_To do_
For each line of the data below that contains "fraction", return that line.

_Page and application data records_
--- START ---

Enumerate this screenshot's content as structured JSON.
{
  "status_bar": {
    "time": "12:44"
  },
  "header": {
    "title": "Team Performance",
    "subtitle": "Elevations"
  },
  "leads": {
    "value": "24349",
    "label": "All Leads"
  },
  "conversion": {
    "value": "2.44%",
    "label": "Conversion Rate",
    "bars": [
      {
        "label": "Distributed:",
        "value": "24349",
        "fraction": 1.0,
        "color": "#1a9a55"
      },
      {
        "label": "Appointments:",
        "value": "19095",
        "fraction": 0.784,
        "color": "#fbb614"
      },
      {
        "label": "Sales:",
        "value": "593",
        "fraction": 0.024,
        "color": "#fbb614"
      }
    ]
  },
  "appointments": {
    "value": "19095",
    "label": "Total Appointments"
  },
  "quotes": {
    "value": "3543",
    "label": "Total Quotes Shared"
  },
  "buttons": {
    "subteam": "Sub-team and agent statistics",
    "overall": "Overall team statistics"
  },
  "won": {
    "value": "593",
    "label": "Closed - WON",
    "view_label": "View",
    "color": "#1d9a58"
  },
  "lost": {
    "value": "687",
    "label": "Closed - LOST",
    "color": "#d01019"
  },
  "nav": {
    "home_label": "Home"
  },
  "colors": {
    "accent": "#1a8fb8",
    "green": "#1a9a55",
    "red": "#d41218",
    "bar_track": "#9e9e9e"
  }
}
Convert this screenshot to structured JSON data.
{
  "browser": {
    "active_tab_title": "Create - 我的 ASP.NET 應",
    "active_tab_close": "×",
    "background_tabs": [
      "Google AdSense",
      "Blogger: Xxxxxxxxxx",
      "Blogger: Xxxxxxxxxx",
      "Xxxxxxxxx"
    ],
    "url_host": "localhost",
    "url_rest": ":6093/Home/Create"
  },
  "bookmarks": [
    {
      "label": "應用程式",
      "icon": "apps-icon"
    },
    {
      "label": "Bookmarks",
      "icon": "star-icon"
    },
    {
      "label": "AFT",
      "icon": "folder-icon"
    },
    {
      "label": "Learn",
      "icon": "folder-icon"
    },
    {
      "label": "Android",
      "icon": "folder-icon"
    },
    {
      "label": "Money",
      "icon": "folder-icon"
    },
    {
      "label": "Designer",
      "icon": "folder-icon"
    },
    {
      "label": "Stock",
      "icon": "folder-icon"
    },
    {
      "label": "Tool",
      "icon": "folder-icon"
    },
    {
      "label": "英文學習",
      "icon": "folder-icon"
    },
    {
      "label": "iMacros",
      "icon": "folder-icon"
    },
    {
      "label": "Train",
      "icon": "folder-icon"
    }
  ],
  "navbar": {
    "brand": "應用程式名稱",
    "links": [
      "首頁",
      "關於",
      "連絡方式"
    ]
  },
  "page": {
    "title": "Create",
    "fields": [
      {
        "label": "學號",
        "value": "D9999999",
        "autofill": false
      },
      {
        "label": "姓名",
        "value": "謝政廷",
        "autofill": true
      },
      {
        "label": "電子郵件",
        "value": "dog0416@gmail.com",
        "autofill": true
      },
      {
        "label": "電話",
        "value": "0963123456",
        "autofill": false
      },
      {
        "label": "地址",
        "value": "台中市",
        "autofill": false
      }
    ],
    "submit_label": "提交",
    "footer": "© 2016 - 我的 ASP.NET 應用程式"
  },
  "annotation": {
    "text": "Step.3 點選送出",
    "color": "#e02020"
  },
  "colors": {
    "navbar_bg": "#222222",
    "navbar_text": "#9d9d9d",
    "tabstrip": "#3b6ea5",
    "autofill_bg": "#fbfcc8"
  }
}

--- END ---

_Exercise solution_
        "fraction": 1.0,
        "fraction": 0.784,
        "fraction": 0.024,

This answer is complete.